**Work to complete:** The data below should be copied over with complete accuracy.

**Entries supplied:**

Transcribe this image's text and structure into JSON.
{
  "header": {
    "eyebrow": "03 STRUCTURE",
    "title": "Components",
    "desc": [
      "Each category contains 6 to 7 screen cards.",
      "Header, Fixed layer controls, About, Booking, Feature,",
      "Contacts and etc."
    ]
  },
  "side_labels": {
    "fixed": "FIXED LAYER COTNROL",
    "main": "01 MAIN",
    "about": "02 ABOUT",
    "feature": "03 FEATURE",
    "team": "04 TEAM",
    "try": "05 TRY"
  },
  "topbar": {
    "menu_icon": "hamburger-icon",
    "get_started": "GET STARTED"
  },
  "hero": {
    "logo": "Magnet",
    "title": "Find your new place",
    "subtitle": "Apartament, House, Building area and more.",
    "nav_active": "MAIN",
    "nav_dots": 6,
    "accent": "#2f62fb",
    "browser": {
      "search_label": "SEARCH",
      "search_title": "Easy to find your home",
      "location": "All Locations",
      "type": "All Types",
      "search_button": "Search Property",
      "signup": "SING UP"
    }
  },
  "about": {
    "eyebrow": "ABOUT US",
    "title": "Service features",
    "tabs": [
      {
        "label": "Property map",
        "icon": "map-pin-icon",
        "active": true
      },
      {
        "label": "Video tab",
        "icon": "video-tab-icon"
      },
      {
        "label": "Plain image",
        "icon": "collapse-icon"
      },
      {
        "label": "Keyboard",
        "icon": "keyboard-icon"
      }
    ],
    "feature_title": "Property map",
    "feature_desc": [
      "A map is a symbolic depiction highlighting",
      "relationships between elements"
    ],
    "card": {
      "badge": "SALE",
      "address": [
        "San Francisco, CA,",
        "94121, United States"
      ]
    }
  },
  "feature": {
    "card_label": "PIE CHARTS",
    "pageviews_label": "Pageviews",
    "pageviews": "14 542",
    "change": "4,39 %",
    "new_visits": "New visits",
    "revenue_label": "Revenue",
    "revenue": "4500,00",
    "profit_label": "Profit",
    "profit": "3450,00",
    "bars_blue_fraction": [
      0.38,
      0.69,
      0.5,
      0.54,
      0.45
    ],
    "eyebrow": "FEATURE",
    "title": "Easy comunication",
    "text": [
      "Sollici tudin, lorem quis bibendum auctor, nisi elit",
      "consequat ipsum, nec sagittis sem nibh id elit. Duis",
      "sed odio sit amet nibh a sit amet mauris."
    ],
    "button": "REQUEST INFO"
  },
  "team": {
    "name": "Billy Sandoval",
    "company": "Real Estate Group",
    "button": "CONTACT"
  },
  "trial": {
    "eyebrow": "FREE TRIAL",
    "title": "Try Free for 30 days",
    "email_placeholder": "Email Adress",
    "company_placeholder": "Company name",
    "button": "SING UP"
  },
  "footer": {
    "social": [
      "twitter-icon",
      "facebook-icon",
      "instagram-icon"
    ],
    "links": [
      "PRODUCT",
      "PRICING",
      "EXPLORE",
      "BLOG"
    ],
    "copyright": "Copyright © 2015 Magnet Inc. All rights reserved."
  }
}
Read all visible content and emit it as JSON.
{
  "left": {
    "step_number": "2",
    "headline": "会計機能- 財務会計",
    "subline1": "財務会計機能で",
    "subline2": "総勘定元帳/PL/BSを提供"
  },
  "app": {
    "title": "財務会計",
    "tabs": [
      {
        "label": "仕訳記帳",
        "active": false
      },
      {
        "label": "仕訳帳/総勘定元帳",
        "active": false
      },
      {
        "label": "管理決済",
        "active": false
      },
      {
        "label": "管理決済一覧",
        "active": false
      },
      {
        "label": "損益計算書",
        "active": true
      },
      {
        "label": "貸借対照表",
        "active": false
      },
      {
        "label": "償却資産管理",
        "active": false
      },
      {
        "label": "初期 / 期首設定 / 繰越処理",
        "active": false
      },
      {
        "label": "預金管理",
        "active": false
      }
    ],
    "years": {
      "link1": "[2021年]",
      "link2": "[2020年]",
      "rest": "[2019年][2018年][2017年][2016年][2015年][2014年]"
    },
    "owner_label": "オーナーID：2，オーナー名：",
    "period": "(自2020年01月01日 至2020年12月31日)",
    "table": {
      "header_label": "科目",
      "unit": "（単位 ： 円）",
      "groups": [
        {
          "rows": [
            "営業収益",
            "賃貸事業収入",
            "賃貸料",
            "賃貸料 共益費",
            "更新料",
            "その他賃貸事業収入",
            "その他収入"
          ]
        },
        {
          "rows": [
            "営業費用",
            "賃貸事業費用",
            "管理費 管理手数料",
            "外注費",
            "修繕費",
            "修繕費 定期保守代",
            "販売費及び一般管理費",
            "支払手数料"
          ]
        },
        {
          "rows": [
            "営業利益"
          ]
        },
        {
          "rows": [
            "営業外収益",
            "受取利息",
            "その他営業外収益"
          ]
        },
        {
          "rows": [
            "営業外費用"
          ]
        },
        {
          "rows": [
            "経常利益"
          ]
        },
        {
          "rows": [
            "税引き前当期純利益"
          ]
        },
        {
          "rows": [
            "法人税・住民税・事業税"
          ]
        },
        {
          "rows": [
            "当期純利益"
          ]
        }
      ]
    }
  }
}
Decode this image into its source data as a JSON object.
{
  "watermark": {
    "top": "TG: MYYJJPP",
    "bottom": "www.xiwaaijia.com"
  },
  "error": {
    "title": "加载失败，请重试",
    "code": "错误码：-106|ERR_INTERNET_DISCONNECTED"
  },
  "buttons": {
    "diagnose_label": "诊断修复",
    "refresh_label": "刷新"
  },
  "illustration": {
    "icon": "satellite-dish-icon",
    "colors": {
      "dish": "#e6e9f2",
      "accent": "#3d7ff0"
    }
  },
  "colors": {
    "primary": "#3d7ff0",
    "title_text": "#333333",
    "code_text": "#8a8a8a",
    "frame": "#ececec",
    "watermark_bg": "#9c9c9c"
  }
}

**Exercise output:**
Transcribe this image's text and structure into JSON.
{
  "header": {
    "eyebrow": "03 STRUCTURE",
    "title": "Components",
    "desc": [
      "Each category contains 6 to 7 screen cards.",
      "Header, Fixed layer controls, About, Booking, Feature,",
      "Contacts and etc."
    ]
  },
  "side_labels": {
    "fixed": "FIXED LAYER COTNROL",
    "main": "01 MAIN",
    "about": "02 ABOUT",
    "feature": "03 FEATURE",
    "team": "04 TEAM",
    "try": "05 TRY"
  },
  "topbar": {
    "menu_icon": "hamburger-icon",
    "get_started": "GET STARTED"
  },
  "hero": {
    "logo": "Magnet",
    "title": "Find your new place",
    "subtitle": "Apartament, House, Building area and more.",
    "nav_active": "MAIN",
    "nav_dots": 6,
    "accent": "#2f62fb",
    "browser": {
      "search_label": "SEARCH",
      "search_title": "Easy to find your home",
      "location": "All Locations",
      "type": "All Types",
      "search_button": "Search Property",
      "signup": "SING UP"
    }
  },
  "about": {
    "eyebrow": "ABOUT US",
    "title": "Service features",
    "tabs": [
      {
        "label": "Property map",
        "icon": "map-pin-icon",
        "active": true
      },
      {
        "label": "Video tab",
        "icon": "video-tab-icon"
      },
      {
        "label": "Plain image",
        "icon": "collapse-icon"
      },
      {
        "label": "Keyboard",
        "icon": "keyboard-icon"
      }
    ],
    "feature_title": "Property map",
    "feature_desc": [
      "A map is a symbolic depiction highlighting",
      "relationships between elements"
    ],
    "card": {
      "badge": "SALE",
      "address": [
        "San Francisco, CA,",
        "94121, United States"
      ]
    }
  },
  "feature": {
    "card_label": "PIE CHARTS",
    "pageviews_label": "Pageviews",
    "pageviews": "14 542",
    "change": "4,39 %",
    "new_visits": "New visits",
    "revenue_label": "Revenue",
    "revenue": "4500,00",
    "profit_label": "Profit",
    "profit": "3450,00",
    "bars_blue_fraction": [
      0.38,
      0.69,
      0.5,
      0.54,
      0.45
    ],
    "eyebrow": "FEATURE",
    "title": "Easy comunication",
    "text": [
      "Sollici tudin, lorem quis bibendum auctor, nisi elit",
      "consequat ipsum, nec sagittis sem nibh id elit. Duis",
      "sed odio sit amet nibh a sit amet mauris."
    ],
    "button": "REQUEST INFO"
  },
  "team": {
    "name": "Billy Sandoval",
    "company": "Real Estate Group",
    "button": "CONTACT"
  },
  "trial": {
    "eyebrow": "FREE TRIAL",
    "title": "Try Free for 30 days",
    "email_placeholder": "Email Adress",
    "company_placeholder": "Company name",
    "button": "SING UP"
  },
  "footer": {
    "social": [
      "twitter-icon",
      "facebook-icon",
      "instagram-icon"
    ],
    "links": [
      "PRODUCT",
      "PRICING",
      "EXPLORE",
      "BLOG"
    ],
    "copyright": "Copyright © 2015 Magnet Inc. All rights reserved."
  }
}
Read all visible content and emit it as JSON.
{
  "left": {
    "step_number": "2",
    "headline": "会計機能- 財務会計",
    "subline1": "財務会計機能で",
    "subline2": "総勘定元帳/PL/BSを提供"
  },
  "app": {
    "title": "財務会計",
    "tabs": [
      {
        "label": "仕訳記帳",
        "active": false
      },
      {
        "label": "仕訳帳/総勘定元帳",
        "active": false
      },
      {
        "label": "管理決済",
        "active": false
      },
      {
        "label": "管理決済一覧",
        "active": false
      },
      {
        "label": "損益計算書",
        "active": true
      },
      {
        "label": "貸借対照表",
        "active": false
      },
      {
        "label": "償却資産管理",
        "active": false
      },
      {
        "label": "初期 / 期首設定 / 繰越処理",
        "active": false
      },
      {
        "label": "預金管理",
        "active": false
      }
    ],
    "years": {
      "link1": "[2021年]",
      "link2": "[2020年]",
      "rest": "[2019年][2018年][2017年][2016年][2015年][2014年]"
    },
    "owner_label": "オーナーID：2，オーナー名：",
    "period": "(自2020年01月01日 至2020年12月31日)",
    "table": {
      "header_label": "科目",
      "unit": "（単位 ： 円）",
      "groups": [
        {
          "rows": [
            "営業収益",
            "賃貸事業収入",
            "賃貸料",
            "賃貸料 共益費",
            "更新料",
            "その他賃貸事業収入",
            "その他収入"
          ]
        },
        {
          "rows": [
            "営業費用",
            "賃貸事業費用",
            "管理費 管理手数料",
            "外注費",
            "修繕費",
            "修繕費 定期保守代",
            "販売費及び一般管理費",
            "支払手数料"
          ]
        },
        {
          "rows": [
            "営業利益"
          ]
        },
        {
          "rows": [
            "営業外収益",
            "受取利息",
            "その他営業外収益"
          ]
        },
        {
          "rows": [
            "営業外費用"
          ]
        },
        {
          "rows": [
            "経常利益"
          ]
        },
        {
          "rows": [
            "税引き前当期純利益"
          ]
        },
        {
          "rows": [
            "法人税・住民税・事業税"
          ]
        },
        {
          "rows": [
            "当期純利益"
          ]
        }
      ]
    }
  }
}
Decode this image into its source data as a JSON object.
{
  "watermark": {
    "top": "TG: MYYJJPP",
    "bottom": "www.xiwaaijia.com"
  },
  "error": {
    "title": "加载失败，请重试",
    "code": "错误码：-106|ERR_INTERNET_DISCONNECTED"
  },
  "buttons": {
    "diagnose_label": "诊断修复",
    "refresh_label": "刷新"
  },
  "illustration": {
    "icon": "satellite-dish-icon",
    "colors": {
      "dish": "#e6e9f2",
      "accent": "#3d7ff0"
    }
  },
  "colors": {
    "primary": "#3d7ff0",
    "title_text": "#333333",
    "code_text": "#8a8a8a",
    "frame": "#ececec",
    "watermark_bg": "#9c9c9c"
  }
}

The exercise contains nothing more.